Maximizing social impact through the power of the public purse

Inclusive Economy27 Jun 2013Evert-jan Quak

Public procurement can be used to maximize social and environmental impact. But there can be a bottleneck when sustainability and inclusiveness do not converge.

The purchasing power of governments can spur an economic transition that is inclusive and sustainable. In developing and emerging countries public procurement accounts for a significant percentage of total GDP. While in OECD countries this figure is 12% on average, developing and emerging economies often spend about 25 to 30% of GDP on public purchasing. The question is, how can governments maximize their purchasing power to generate impact?

This was the main message of Oshani Perera’s recent lecture for the Society for International Development in the Netherlands. Perera is programme leader for public procurement and public-private-partnerships at the International Institute for Sustainable Development (IISD). She noted that the power of the public purse is even bigger and its ability to influence markets more evident when governments procure infrastructure and services through hybrid financing models such as public–private partnerships or private finance initiatives. ‘If governments make a concerted effort to purchase environmentally and socially preferable products and services, their substantial buying power and long-term, high-volume demand will stimulate markets for sustainable products and services,’ Perera said.

However, the size and the diversity of public spending is often overlooked by policy-makers and economists. The good news is that if governments insisted that all public purchases were sustainable and inclusive, the market would have to respond in providing these goods and services. Companies would then take the risk of producing them in a sustainable and inclusive way because they know they have a major customer with a long-term vision.

To secure higher standards, Perera calls for a different mindset. It is more effective to include sustainability in rewards than in specifications, as it then spreads faster. That means if the public sector goes directly to the market instead of to suppliers and demands green products, companies will together come up with integral long-term solutions to satisfy that demand.

Governments have three ways to satisfy their demands and meet these higher standards. First there is what Perera calls ’procurement of innovation’. This entails public sector investment in the research and development of new technologies to meet its own demand. Secondly, there is ’pre-commercial procurement’, which means that governments are willing to buy goods that are not yet ready for the market. Finally, there is ‘first commercial procurement’ to guarantee that the public sector will be the first consumer of goods or services when they are ready for the market. This will encourage producers to take risks in investing in research and development, as they know that the government will help them to meet the standards or will guarantee a purchase.

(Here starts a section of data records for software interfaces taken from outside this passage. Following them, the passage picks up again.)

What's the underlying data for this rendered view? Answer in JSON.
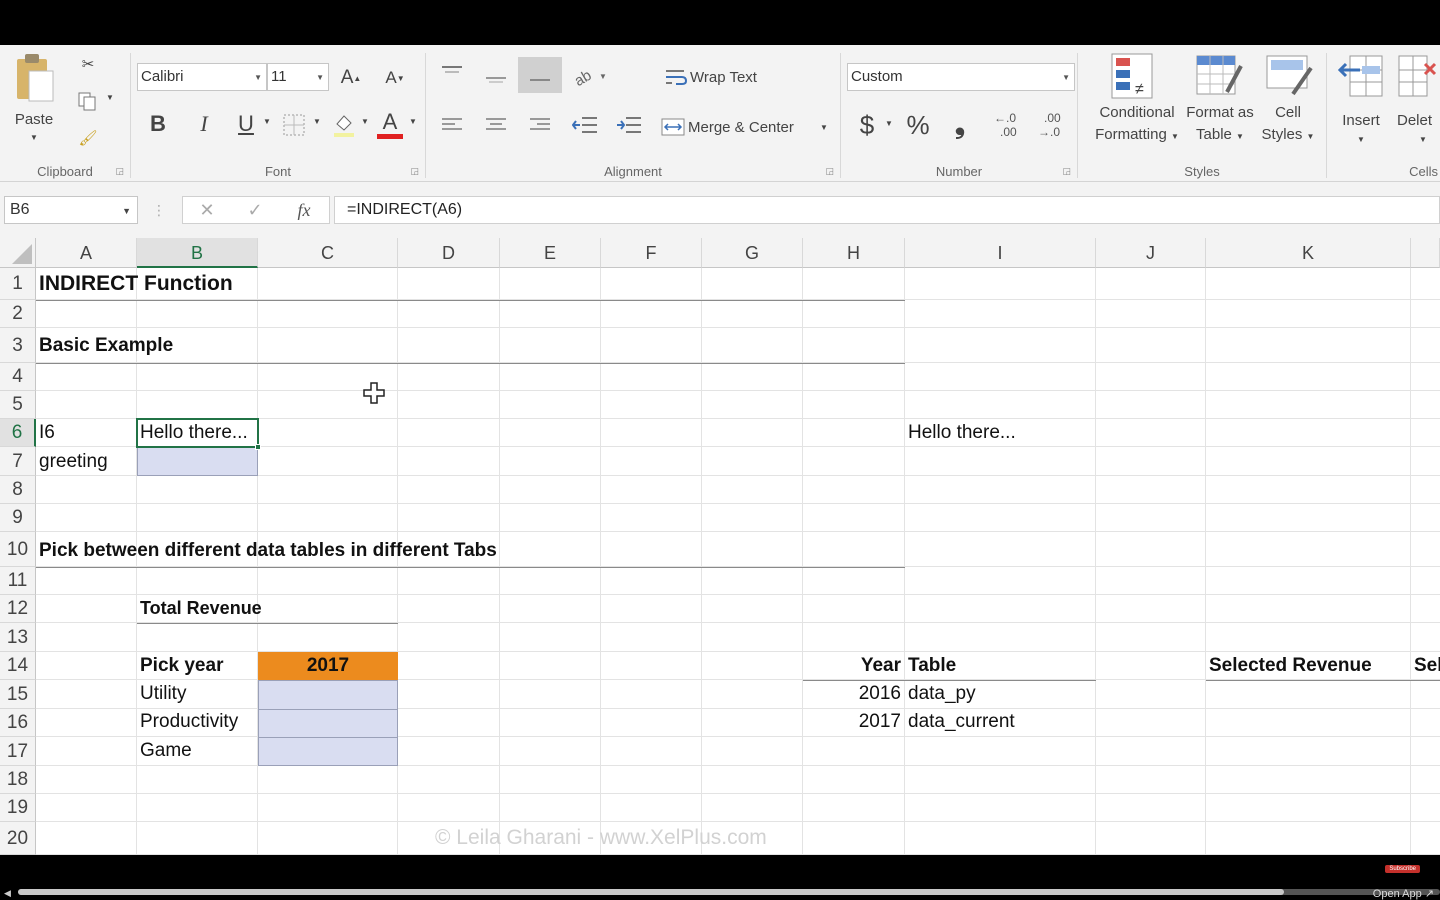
{
  "ribbon": {
    "clipboard": {
      "paste": "Paste",
      "label": "Clipboard"
    },
    "font": {
      "name": "Calibri",
      "size": "11",
      "label": "Font",
      "bold": "B",
      "italic": "I",
      "underline": "U",
      "font_color": "#e02020"
    },
    "alignment": {
      "wrap_text": "Wrap Text",
      "merge_center": "Merge & Center",
      "label": "Alignment"
    },
    "number": {
      "format": "Custom",
      "currency": "$",
      "percent": "%",
      "comma": "❟",
      "label": "Number"
    },
    "styles": {
      "conditional_1": "Conditional",
      "conditional_2": "Formatting",
      "format_table_1": "Format as",
      "format_table_2": "Table",
      "cell_styles_1": "Cell",
      "cell_styles_2": "Styles",
      "label": "Styles"
    },
    "cells": {
      "insert": "Insert",
      "delete": "Delet",
      "label": "Cells"
    }
  },
  "formula_bar": {
    "name_box": "B6",
    "formula": "=INDIRECT(A6)"
  },
  "columns": [
    "A",
    "B",
    "C",
    "D",
    "E",
    "F",
    "G",
    "H",
    "I",
    "J",
    "K"
  ],
  "rows": [
    "1",
    "2",
    "3",
    "4",
    "5",
    "6",
    "7",
    "8",
    "9",
    "10",
    "11",
    "12",
    "13",
    "14",
    "15",
    "16",
    "17",
    "18",
    "19",
    "20"
  ],
  "cells": {
    "A1": "INDIRECT Function",
    "A3": "Basic Example",
    "A6": "I6",
    "A7": "greeting",
    "B6": "Hello there...",
    "I6": "Hello there...",
    "A10": "Pick between different data tables in different Tabs",
    "B12": "Total Revenue",
    "B14": "Pick year",
    "C14": "2017",
    "B15": "Utility",
    "B16": "Productivity",
    "B17": "Game",
    "H14": "Year",
    "I14": "Table",
    "H15": "2016",
    "I15": "data_py",
    "H16": "2017",
    "I16": "data_current",
    "K14": "Selected Revenue",
    "L14": "Sel"
  },
  "watermark": "© Leila Gharani - www.XelPlus.com",
  "player": {
    "open_app": "Open App ↗",
    "subscribe": "Subscribe",
    "progress": 0.89
  },
  "colors": {
    "accent": "#217346",
    "orange": "#ec8b1e",
    "blue_fill": "#d9ddf1"
  }
}
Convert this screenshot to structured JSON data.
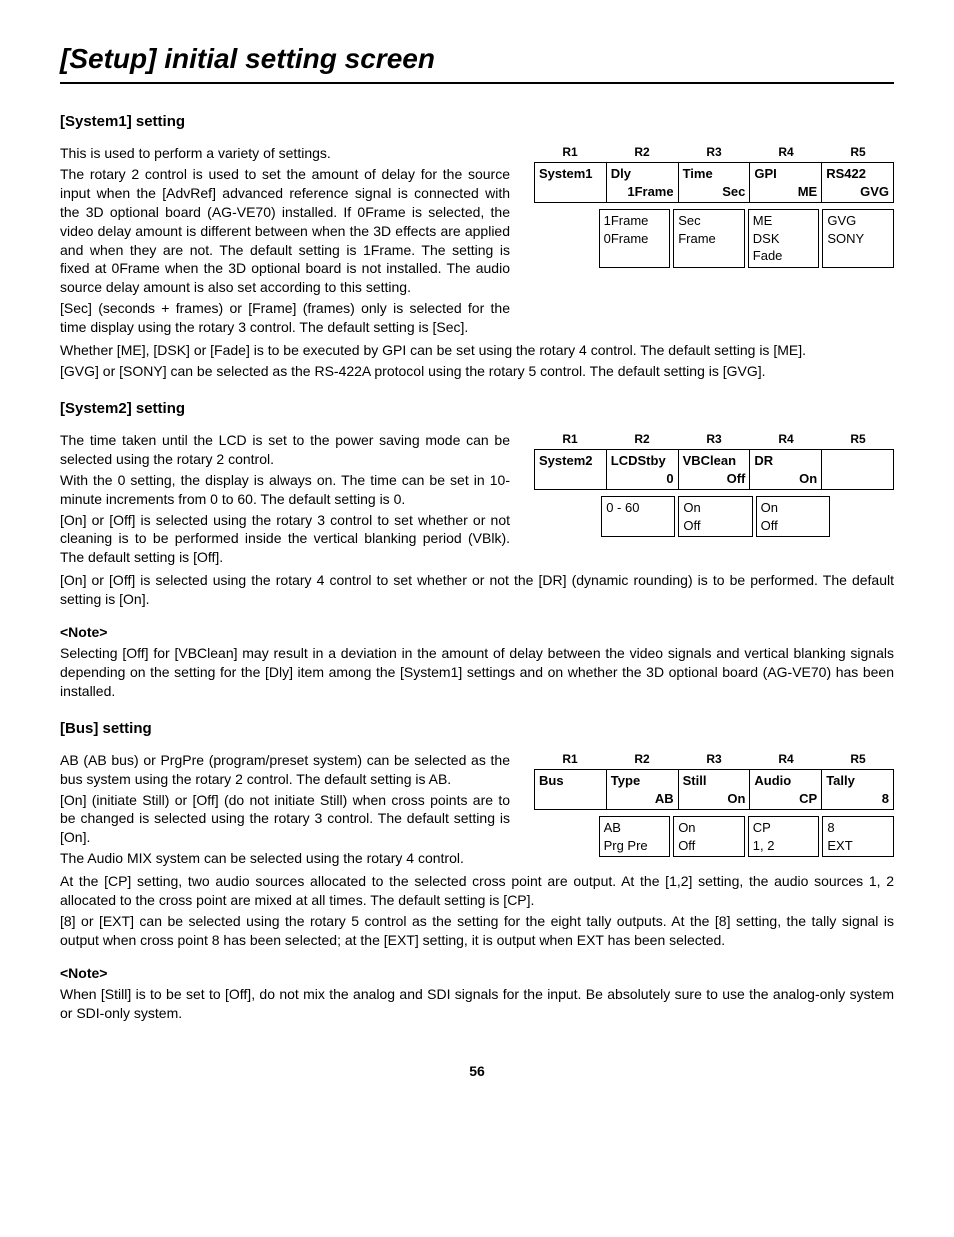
{
  "page_title": "[Setup] initial setting screen",
  "page_number": "56",
  "r_labels": [
    "R1",
    "R2",
    "R3",
    "R4",
    "R5"
  ],
  "system1": {
    "title": "[System1] setting",
    "intro": "This is used to perform a variety of settings.",
    "p1": "The rotary 2 control is used to set the amount of delay for the source input when the [AdvRef] advanced reference signal is connected with the 3D optional board (AG-VE70) installed.  If 0Frame is selected, the video delay amount is different between when the 3D effects are applied and when they are not.  The default setting is 1Frame.  The setting is fixed at 0Frame when the 3D optional board is not installed.  The audio source delay amount is also set according to this setting.",
    "p2": "[Sec] (seconds + frames) or [Frame] (frames) only is selected for the time display using the rotary 3 control.  The default setting is [Sec].",
    "p3": "Whether [ME], [DSK] or [Fade] is to be executed by GPI can be set using the rotary 4 control.  The default setting is [ME].",
    "p4": "[GVG] or [SONY] can be selected as the RS-422A protocol using the rotary 5 control.  The default setting is [GVG].",
    "row": {
      "c1": {
        "l1": "System1",
        "l2": ""
      },
      "c2": {
        "l1": "Dly",
        "l2": "1Frame"
      },
      "c3": {
        "l1": "Time",
        "l2": "Sec"
      },
      "c4": {
        "l1": "GPI",
        "l2": "ME"
      },
      "c5": {
        "l1": "RS422",
        "l2": "GVG"
      }
    },
    "opts": {
      "o2": [
        "1Frame",
        "0Frame"
      ],
      "o3": [
        "Sec",
        "Frame"
      ],
      "o4": [
        "ME",
        "DSK",
        "Fade"
      ],
      "o5": [
        "GVG",
        "SONY"
      ]
    }
  },
  "system2": {
    "title": "[System2] setting",
    "p1": "The time taken until the LCD is set to the power saving mode can be selected using the rotary 2 control.",
    "p2": "With the 0 setting, the display is always on.  The time can be set in 10-minute increments from 0 to 60.  The default setting is 0.",
    "p3": "[On] or [Off] is selected using the rotary 3 control to set whether or not cleaning is to be performed inside the vertical blanking period (VBlk).  The default setting is [Off].",
    "p4": "[On] or [Off] is selected using the rotary 4 control to set whether or not the [DR] (dynamic rounding) is to be performed.  The default setting is [On].",
    "note_label": "<Note>",
    "note": "Selecting [Off] for [VBClean] may result in a deviation in the amount of delay between the video signals and vertical blanking signals depending on the setting for the [Dly] item among the [System1] settings and on whether the 3D optional board (AG-VE70) has been installed.",
    "row": {
      "c1": {
        "l1": "System2",
        "l2": ""
      },
      "c2": {
        "l1": "LCDStby",
        "l2": "0"
      },
      "c3": {
        "l1": "VBClean",
        "l2": "Off"
      },
      "c4": {
        "l1": "DR",
        "l2": "On"
      },
      "c5": {
        "l1": "",
        "l2": ""
      }
    },
    "opts": {
      "o2": [
        "0 - 60"
      ],
      "o3": [
        "On",
        "Off"
      ],
      "o4": [
        "On",
        "Off"
      ]
    }
  },
  "bus": {
    "title": "[Bus] setting",
    "p1": "AB (AB bus) or PrgPre (program/preset system) can be selected as the bus system using the rotary 2 control.  The default setting is AB.",
    "p2": "[On] (initiate Still) or [Off] (do not initiate Still) when cross points are to be changed is selected using the rotary 3 control.  The default setting is [On].",
    "p3": "The Audio MIX system can be selected using the rotary 4 control.",
    "p4": "At the [CP] setting, two audio sources allocated to the selected cross point are output. At the [1,2] setting, the audio sources 1, 2 allocated to the cross point are mixed at all times.  The default setting is [CP].",
    "p5": "[8] or [EXT] can be selected using the rotary 5 control as the setting for the eight tally outputs. At the [8] setting, the tally signal is output when cross point 8 has been selected; at the [EXT] setting, it is output when EXT has been selected.",
    "note_label": "<Note>",
    "note": "When [Still] is to be set to [Off], do not mix the analog and SDI signals for the input. Be absolutely sure to use the analog-only system or SDI-only system.",
    "row": {
      "c1": {
        "l1": "Bus",
        "l2": ""
      },
      "c2": {
        "l1": "Type",
        "l2": "AB"
      },
      "c3": {
        "l1": "Still",
        "l2": "On"
      },
      "c4": {
        "l1": "Audio",
        "l2": "CP"
      },
      "c5": {
        "l1": "Tally",
        "l2": "8"
      }
    },
    "opts": {
      "o2": [
        "AB",
        "Prg Pre"
      ],
      "o3": [
        "On",
        "Off"
      ],
      "o4": [
        "CP",
        "1, 2"
      ],
      "o5": [
        "8",
        "EXT"
      ]
    }
  }
}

It looks too good to be true. However, the reality of sustainable public procurement is more complex. Take China, for example, where there are so many rules and regulations that no one actually understands them or how to implement sustainability criteria. Or Brazil, which was the frontrunner in sustainable public procurement. Now they are choosing to stimulate domestic industry and services and be more inclusive on their own markets rather than purchase ‘green’ products that have to be imported. By doing so, Brazil is breaching the free trade rules of the World Trade Organization. What Perera did not mention but which is a possibility, is that Brazil may again be the frontrunner in a new approach that is more protective of its own smaller producers, as more and more countries prove to follow its example.

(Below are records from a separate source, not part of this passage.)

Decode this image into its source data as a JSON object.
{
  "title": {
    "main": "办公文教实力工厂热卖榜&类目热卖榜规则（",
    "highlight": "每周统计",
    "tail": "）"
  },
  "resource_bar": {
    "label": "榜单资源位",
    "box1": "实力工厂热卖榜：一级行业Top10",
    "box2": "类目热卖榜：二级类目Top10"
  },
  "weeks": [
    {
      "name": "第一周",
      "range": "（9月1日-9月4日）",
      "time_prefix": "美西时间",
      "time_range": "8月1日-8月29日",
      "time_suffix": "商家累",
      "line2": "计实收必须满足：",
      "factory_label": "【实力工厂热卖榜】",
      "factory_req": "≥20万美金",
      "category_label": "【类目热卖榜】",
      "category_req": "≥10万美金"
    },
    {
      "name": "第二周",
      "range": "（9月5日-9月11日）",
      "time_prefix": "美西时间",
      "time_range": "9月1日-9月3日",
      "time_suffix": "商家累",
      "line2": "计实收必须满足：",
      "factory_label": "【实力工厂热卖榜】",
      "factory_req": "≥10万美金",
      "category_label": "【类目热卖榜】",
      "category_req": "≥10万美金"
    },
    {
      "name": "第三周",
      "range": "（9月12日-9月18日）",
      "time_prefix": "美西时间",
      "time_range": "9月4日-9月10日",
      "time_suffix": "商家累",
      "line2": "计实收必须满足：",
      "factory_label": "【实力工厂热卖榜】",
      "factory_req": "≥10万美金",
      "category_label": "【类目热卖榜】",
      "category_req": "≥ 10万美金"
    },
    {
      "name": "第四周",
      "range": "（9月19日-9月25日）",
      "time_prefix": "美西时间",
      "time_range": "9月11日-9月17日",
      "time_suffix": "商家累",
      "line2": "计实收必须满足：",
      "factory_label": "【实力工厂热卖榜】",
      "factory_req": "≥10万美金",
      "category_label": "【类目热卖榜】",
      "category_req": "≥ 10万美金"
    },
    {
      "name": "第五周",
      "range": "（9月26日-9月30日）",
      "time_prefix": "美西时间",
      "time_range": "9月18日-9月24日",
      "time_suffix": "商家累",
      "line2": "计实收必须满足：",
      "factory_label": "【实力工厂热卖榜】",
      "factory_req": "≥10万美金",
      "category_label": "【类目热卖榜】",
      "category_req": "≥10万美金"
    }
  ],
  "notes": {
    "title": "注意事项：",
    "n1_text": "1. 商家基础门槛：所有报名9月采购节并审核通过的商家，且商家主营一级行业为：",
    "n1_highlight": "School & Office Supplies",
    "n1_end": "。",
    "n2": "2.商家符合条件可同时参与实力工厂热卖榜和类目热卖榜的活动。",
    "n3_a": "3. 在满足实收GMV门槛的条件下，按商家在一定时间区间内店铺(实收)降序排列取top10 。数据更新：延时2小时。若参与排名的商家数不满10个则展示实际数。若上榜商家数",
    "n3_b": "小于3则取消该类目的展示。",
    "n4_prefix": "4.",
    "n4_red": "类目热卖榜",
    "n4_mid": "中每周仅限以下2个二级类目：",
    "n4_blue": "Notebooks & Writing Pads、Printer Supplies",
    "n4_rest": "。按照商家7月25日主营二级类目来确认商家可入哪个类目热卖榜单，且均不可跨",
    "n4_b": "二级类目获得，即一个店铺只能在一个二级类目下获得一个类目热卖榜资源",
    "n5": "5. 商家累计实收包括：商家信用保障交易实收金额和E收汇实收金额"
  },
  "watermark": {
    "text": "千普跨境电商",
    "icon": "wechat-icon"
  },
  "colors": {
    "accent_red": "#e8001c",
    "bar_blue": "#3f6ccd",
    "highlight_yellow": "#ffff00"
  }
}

This is a consequence of the way in which the United States and the European Union have scaled up their green attempts step-by-step, by imposing higher environmental and social standards on all their public purchases. In other countries, however, this trend has been seen as exclusive. In free trade agreements with the US and the EU, countries have to open their public procurement processes for foreign competitors that will exclude their own producers as standards are set too high. The US and the EU know they have a competitive advantage and use it in their favour. Public procurement is transparent and as such has tho potential to include others that would otherwise be excluded, but on a global level with free trade rules it can work counterproductively.

This is one of the bottlenecks that need to be solved: no matter how transparent and open public procurement is, it should not only boost environmental and sustainable standards, but also needs to be inclusive and accessible to smaller local producers who can benefit from it.